This brief essay contains just a few examples of how medical history provides a useful perspective for evaluating the present and speculating about the future. History teaches many valuable lessons that can inform our decisions and help predict the consequences of our actions. Other essays have discussed several additional reasons that cardiologists, in particular, will find the history of medicine entertaining as well as enlightening (14,15). There is a wealth of interesting historical material out there. I urge you to explore it. The National Library of Medicine has made it easy to get started. Visit their Web site (www.nlm.nih.gov) and click on MEDLINE/PubMed. There, click on “Limits” and select “History of Medicine” under “subsets.” The next steps are rather straightforward. By limiting the language to English and entering aortic stenosis, for example, 27 citations are returned. When you enter the world of medical history, you have embarked on an interesting journey through time. I think you will enjoy the trip and the broader perspective it provides.
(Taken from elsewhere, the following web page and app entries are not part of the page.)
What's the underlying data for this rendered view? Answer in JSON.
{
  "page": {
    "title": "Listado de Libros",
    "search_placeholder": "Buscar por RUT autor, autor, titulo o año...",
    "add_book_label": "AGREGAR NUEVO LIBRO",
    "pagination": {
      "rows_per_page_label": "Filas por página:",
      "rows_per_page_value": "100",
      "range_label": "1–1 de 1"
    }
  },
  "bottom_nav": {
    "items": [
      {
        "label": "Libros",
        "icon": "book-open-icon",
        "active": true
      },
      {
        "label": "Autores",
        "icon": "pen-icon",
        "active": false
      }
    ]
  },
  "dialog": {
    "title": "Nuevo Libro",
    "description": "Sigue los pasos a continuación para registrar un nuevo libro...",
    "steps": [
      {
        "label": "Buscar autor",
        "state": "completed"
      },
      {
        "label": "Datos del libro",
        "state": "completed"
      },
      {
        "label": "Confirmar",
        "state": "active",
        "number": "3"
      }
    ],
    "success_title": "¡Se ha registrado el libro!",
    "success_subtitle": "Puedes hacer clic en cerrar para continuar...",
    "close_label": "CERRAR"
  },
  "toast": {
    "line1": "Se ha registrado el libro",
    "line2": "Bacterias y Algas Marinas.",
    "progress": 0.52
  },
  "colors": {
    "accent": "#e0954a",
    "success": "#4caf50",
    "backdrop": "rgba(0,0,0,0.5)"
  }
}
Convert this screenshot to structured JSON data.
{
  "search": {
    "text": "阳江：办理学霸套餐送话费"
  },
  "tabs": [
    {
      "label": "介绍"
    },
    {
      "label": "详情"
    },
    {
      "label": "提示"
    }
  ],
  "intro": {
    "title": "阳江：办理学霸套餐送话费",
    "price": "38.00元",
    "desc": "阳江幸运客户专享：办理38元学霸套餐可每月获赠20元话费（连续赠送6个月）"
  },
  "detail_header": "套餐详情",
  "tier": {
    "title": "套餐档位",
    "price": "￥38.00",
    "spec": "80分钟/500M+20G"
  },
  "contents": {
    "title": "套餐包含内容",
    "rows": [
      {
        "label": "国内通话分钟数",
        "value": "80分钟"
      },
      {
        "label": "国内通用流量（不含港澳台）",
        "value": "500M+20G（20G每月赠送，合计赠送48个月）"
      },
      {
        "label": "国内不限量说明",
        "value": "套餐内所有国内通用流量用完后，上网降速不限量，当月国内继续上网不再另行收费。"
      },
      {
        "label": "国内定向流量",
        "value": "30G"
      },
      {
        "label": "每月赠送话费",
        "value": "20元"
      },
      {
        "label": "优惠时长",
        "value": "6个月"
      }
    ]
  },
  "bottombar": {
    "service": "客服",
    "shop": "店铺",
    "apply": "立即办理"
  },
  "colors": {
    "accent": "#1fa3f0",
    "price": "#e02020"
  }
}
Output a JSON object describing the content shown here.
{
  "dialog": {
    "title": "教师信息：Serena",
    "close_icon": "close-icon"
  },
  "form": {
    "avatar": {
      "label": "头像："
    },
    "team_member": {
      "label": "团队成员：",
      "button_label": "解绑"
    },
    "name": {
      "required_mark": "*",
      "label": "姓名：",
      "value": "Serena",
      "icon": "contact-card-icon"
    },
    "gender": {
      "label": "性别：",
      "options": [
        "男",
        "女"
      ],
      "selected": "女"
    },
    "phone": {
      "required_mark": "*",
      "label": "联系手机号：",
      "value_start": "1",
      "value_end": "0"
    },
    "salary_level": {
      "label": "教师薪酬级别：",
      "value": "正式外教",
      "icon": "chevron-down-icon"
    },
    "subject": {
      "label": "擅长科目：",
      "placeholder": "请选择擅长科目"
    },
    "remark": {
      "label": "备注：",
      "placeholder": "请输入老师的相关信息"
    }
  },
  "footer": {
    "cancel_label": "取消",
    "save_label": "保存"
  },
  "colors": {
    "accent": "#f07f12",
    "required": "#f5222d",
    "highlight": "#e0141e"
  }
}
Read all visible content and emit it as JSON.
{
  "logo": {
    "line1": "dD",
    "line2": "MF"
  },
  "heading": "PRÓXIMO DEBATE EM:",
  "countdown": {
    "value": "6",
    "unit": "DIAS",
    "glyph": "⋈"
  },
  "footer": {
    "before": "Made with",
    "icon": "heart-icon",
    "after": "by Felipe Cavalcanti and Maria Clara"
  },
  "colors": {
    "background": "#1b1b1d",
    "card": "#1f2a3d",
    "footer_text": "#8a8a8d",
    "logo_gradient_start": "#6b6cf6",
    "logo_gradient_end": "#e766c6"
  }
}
- American College of Cardiology Foundation
- Osler W.
- White P.D.
- Herrick J.B.
- Gould G.
- Fye W.B.
- Fye W.B.
- White P.D.
- Wood P.
- Burch G.E.,
- Giles T.D.